NOAA and NASA each analyze temperature measurements from thousands of sites around the world, including weather stations on land and ships and buoys spread across the world's oceans.
Since the 1880s, the average global surface temperature has risen about 2 degrees Fahrenheit (1 degree Celsius).
Arndt says 2018 "was an exclamation point, I think, on a trend that we're seeing toward more big rain, particularly in the eastern United States".
The human toll also was high, with 247 killed and many more injured in weather and climate disasters.

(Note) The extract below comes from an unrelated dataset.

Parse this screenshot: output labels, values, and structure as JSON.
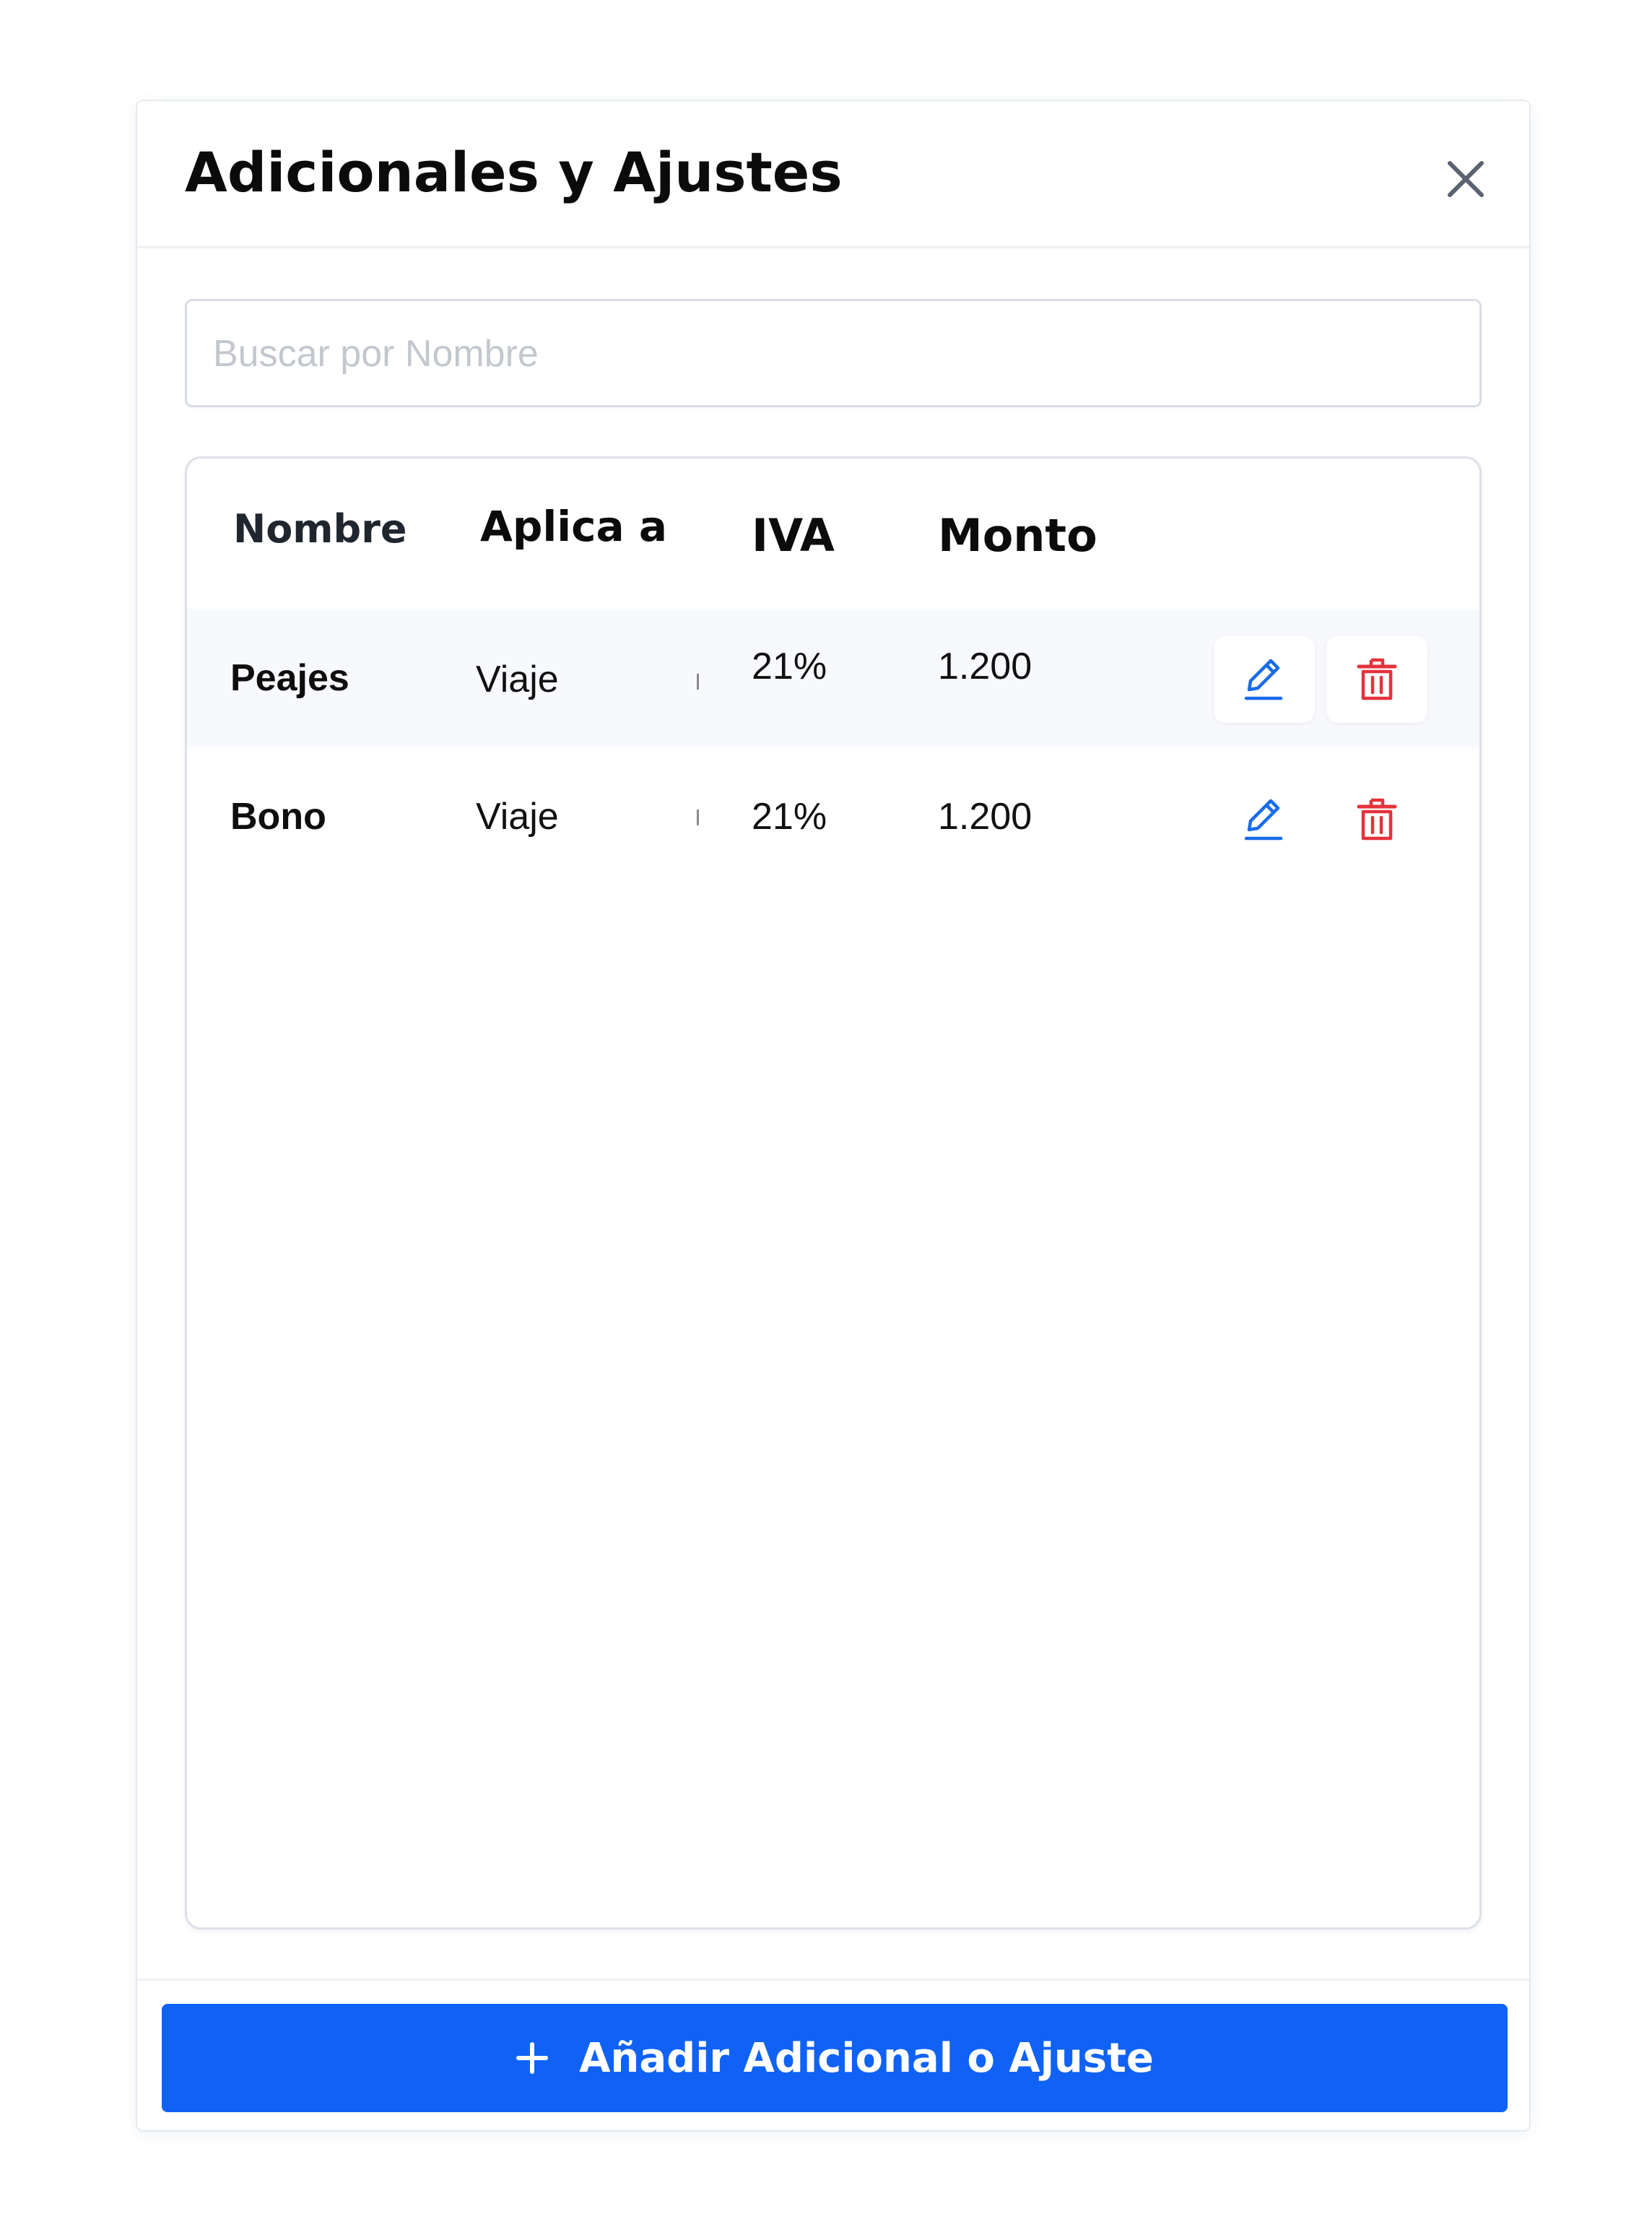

"The long-term temperature trend is far more important than the ranking of individual years, and that trend is an upward one", Petteri Taalas, secretary general of the World Meteorological Organization, told The Guardian. That would be warmer than the last four years.
But the USA did get soaked in 2018, says Deke Arndt, a climate scientist with NOAA. The release of the NASA/NOAA report was delayed by the U.S. government shutdown.